The question then becomes what will happen once I review the documents and the easiest answer is the one judges love: I'll cross that bridge when I come to it. To be less glib, if I find that the data shows absolutely no connection between church membership and employment decisions, the matter will end there with my returning the data to the parties who provided it or destroying it without plaintiff ever seeing it. If, on the other hand, a pattern does emerge, I may ask the defendants to concur with my findings (e.g., in 1997 a church member in circulation got a raise and a non-church member with a similar job did not). I would only seek this concurrence with the understanding that, by so stipulating, defendants in no way concede the relevance of the information to plaintiff's case. While I cannot be certain, I may be able to shape relief that would never disclose what I learned, but would nevertheless provide plaintiff with the same information she would have secured had her counsel seen the documents themselves.

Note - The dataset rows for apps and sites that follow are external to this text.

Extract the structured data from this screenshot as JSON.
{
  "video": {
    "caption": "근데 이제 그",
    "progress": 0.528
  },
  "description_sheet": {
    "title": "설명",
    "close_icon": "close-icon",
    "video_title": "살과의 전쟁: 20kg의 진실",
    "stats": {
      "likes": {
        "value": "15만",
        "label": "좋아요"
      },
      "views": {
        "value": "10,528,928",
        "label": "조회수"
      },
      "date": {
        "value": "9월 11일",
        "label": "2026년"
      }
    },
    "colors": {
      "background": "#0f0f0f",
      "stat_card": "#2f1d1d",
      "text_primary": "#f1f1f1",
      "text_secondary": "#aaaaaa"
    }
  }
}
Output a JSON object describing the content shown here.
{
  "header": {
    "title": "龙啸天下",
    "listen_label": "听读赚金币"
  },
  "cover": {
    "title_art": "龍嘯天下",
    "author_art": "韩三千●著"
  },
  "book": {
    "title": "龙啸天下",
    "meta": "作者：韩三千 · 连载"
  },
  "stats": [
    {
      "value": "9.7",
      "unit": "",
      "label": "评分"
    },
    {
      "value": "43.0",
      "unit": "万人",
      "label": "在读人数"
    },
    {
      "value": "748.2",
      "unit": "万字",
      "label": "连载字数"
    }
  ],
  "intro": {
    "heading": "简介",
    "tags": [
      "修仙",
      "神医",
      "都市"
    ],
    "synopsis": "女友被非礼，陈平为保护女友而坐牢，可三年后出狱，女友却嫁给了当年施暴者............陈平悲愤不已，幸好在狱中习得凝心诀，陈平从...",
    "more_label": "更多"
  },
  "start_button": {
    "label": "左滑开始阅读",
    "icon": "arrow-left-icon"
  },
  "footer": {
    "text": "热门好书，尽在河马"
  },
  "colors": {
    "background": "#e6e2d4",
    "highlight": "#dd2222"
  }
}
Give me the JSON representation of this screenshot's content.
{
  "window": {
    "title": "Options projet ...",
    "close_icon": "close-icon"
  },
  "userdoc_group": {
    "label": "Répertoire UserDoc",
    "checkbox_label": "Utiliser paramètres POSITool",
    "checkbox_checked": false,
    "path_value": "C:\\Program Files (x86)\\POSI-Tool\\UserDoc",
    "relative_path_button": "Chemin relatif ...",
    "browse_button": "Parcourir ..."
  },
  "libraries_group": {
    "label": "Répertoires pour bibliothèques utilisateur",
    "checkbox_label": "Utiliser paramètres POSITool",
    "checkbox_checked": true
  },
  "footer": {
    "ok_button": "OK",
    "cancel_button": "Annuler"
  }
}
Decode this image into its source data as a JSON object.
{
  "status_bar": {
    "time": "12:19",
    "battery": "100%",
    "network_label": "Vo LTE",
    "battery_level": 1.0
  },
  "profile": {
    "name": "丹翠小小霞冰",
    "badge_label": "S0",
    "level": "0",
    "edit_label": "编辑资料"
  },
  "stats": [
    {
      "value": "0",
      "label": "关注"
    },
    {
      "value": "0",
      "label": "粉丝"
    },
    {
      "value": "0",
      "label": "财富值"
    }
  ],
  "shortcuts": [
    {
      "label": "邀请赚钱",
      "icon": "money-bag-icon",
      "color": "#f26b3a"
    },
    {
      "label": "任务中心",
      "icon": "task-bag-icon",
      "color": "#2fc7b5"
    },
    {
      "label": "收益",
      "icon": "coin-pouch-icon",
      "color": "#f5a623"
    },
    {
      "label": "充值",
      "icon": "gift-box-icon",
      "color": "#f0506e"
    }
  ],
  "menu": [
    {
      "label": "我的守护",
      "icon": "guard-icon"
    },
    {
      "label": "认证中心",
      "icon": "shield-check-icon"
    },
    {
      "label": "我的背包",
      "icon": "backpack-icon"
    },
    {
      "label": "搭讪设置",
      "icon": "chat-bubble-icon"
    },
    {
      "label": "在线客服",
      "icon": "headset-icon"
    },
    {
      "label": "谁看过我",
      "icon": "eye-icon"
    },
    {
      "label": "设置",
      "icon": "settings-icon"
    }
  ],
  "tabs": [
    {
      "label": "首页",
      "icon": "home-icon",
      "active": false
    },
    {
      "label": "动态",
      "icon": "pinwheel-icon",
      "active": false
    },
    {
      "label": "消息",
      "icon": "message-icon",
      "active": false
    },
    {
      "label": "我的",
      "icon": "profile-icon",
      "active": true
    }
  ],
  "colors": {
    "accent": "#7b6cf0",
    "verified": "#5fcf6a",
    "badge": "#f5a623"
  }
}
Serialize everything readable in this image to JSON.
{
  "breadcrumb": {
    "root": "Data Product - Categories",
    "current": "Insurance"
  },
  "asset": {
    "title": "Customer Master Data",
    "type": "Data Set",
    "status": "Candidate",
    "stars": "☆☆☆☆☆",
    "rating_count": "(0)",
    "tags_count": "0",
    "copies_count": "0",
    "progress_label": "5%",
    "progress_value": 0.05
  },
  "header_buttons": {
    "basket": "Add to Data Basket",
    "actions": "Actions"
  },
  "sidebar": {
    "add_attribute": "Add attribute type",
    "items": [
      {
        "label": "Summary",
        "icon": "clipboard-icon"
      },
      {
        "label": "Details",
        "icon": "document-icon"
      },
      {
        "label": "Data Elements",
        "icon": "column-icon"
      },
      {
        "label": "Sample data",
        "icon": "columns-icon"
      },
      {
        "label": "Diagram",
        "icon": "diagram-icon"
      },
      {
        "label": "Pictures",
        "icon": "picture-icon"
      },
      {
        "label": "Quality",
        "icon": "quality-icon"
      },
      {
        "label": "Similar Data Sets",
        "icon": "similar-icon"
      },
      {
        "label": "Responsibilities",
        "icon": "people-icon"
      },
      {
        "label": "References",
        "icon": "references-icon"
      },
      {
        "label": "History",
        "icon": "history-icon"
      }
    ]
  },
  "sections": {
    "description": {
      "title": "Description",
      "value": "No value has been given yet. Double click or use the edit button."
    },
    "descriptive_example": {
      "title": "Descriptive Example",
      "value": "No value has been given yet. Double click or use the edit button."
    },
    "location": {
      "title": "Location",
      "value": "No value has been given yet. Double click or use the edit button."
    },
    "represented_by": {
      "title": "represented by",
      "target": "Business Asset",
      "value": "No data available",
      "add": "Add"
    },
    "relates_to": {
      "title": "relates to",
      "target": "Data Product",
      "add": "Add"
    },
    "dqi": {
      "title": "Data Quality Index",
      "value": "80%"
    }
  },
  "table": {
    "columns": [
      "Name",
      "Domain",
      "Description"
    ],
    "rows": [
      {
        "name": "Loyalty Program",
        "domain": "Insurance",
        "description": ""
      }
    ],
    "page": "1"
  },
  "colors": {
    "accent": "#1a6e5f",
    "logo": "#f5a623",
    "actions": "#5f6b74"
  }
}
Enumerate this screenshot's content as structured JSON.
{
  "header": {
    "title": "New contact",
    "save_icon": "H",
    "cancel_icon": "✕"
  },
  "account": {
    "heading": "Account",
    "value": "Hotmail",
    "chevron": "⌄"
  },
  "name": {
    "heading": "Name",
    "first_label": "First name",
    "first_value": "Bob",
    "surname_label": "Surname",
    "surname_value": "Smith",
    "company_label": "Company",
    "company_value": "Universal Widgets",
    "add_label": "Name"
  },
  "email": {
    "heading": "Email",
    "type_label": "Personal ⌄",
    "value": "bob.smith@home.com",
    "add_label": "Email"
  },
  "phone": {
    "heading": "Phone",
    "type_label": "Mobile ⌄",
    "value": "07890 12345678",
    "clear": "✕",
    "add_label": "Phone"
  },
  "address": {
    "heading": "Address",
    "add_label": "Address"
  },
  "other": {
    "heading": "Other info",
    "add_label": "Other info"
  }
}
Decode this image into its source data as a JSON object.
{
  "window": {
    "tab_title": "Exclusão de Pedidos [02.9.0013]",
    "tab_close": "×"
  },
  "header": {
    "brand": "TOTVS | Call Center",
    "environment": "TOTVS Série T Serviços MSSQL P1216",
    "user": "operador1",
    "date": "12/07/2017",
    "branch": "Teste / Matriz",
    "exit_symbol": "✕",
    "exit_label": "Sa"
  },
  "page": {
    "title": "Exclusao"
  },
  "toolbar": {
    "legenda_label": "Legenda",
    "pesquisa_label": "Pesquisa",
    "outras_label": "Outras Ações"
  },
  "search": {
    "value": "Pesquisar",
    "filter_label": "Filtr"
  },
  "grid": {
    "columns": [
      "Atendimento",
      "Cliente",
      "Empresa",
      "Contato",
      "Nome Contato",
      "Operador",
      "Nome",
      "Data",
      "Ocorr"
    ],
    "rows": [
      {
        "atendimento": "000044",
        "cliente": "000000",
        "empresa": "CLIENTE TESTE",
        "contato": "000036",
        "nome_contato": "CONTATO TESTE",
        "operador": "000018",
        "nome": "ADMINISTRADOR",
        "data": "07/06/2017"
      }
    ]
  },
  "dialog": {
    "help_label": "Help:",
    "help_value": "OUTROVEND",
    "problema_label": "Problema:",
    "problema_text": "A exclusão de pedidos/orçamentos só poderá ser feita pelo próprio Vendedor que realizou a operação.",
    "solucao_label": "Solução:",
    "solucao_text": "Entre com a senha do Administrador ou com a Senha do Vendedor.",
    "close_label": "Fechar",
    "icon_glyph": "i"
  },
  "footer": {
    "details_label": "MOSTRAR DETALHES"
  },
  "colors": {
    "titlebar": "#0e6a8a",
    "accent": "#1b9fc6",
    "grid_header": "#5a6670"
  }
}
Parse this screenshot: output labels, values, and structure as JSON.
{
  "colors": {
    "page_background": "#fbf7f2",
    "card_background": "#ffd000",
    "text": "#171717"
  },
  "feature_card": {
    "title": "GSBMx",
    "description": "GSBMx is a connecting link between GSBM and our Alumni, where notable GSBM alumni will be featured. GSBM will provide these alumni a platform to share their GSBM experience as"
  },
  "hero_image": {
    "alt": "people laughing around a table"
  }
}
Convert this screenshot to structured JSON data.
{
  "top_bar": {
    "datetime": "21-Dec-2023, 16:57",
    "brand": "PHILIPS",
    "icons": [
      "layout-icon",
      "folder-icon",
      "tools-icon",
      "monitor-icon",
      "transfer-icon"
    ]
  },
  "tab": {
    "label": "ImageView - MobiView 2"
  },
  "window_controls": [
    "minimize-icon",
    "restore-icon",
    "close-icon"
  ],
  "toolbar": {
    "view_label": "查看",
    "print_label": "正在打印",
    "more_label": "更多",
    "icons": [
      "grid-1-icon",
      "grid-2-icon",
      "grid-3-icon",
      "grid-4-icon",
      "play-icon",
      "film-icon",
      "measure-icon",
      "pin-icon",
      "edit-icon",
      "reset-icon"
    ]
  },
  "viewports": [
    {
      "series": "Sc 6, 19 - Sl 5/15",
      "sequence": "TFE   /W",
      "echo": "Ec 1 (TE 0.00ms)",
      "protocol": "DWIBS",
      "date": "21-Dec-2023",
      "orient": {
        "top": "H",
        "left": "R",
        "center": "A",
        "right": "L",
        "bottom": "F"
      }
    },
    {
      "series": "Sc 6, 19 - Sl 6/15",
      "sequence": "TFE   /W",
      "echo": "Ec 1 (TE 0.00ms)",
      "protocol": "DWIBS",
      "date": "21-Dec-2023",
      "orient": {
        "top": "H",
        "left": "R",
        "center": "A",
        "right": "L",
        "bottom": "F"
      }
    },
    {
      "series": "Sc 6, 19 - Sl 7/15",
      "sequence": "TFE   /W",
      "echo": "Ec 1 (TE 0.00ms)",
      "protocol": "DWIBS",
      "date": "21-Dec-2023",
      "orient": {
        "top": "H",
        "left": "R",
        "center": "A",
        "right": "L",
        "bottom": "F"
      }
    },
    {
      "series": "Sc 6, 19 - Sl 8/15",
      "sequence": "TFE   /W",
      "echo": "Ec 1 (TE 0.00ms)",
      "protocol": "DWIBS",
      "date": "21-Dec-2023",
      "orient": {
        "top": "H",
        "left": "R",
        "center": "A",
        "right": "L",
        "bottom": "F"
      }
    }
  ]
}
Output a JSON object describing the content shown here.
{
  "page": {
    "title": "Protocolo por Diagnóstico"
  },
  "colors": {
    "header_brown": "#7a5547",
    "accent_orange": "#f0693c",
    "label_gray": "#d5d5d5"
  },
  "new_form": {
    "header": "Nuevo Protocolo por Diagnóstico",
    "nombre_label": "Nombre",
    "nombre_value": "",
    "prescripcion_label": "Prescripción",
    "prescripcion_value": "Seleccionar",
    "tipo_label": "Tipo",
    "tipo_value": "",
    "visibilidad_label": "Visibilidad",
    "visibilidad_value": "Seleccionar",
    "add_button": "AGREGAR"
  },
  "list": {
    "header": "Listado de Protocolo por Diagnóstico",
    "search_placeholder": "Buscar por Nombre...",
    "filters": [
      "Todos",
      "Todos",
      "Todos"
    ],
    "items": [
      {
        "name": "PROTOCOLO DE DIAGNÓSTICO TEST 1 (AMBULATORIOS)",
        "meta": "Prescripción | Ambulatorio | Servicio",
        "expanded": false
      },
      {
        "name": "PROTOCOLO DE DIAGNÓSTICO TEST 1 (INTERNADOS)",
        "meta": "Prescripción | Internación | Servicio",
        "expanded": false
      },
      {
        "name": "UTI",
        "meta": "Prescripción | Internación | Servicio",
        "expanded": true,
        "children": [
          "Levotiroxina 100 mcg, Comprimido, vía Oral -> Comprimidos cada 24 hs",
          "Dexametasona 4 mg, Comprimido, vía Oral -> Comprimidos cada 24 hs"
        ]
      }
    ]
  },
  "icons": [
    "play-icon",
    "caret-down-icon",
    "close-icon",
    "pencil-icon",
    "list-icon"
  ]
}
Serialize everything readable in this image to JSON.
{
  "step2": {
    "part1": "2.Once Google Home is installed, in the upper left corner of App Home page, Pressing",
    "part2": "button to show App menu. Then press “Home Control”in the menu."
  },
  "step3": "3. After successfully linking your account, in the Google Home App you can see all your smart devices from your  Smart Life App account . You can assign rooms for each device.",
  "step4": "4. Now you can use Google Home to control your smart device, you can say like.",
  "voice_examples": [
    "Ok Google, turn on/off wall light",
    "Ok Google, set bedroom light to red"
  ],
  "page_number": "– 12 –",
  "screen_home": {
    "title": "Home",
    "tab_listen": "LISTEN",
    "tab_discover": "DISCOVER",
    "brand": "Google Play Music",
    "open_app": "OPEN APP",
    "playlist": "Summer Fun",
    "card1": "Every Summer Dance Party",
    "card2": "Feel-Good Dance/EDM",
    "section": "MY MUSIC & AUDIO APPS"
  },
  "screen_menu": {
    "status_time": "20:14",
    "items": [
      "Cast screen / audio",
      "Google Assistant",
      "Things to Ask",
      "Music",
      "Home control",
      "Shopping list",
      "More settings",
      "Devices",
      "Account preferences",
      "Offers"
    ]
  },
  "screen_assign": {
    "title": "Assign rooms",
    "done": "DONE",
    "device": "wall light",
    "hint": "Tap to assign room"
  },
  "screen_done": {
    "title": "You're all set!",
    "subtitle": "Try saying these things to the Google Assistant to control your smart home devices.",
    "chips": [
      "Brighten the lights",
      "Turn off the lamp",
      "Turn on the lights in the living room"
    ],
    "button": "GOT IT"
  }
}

I appreciate that both sides may object to my solution. I can only hope that, like any settlement, it displeases both of them equally.
As for plaintiff, she may justly accuse me of resurrecting the bad old days before the Federal Rules of Civil Procedure when a party had to show good cause to get discovery. She may also say that I am improperly intruding upon the discovery process that generally permits a party's counsel to see what is produced even though its public disclosure is prohibited by a protective order. Perhaps that is true, but my discretionary power over discovery is broad *fn2 and this is not the first case, nor will it be the last, where a party was obliged to make a certain showing before securing additional discovery.
For their part, defendants could complain that even the limited, anonymous relief I am giving plaintiff is more than she should get. They see this case as a simple Title VII case involving a five- person department of the newspaper and argue that discovery as to any other department or division of the newspaper is impermissible because plaintiff has not pled an institution wide pattern of practice and has not retained an expert witness to study the statistical relationship between church membership and employment ...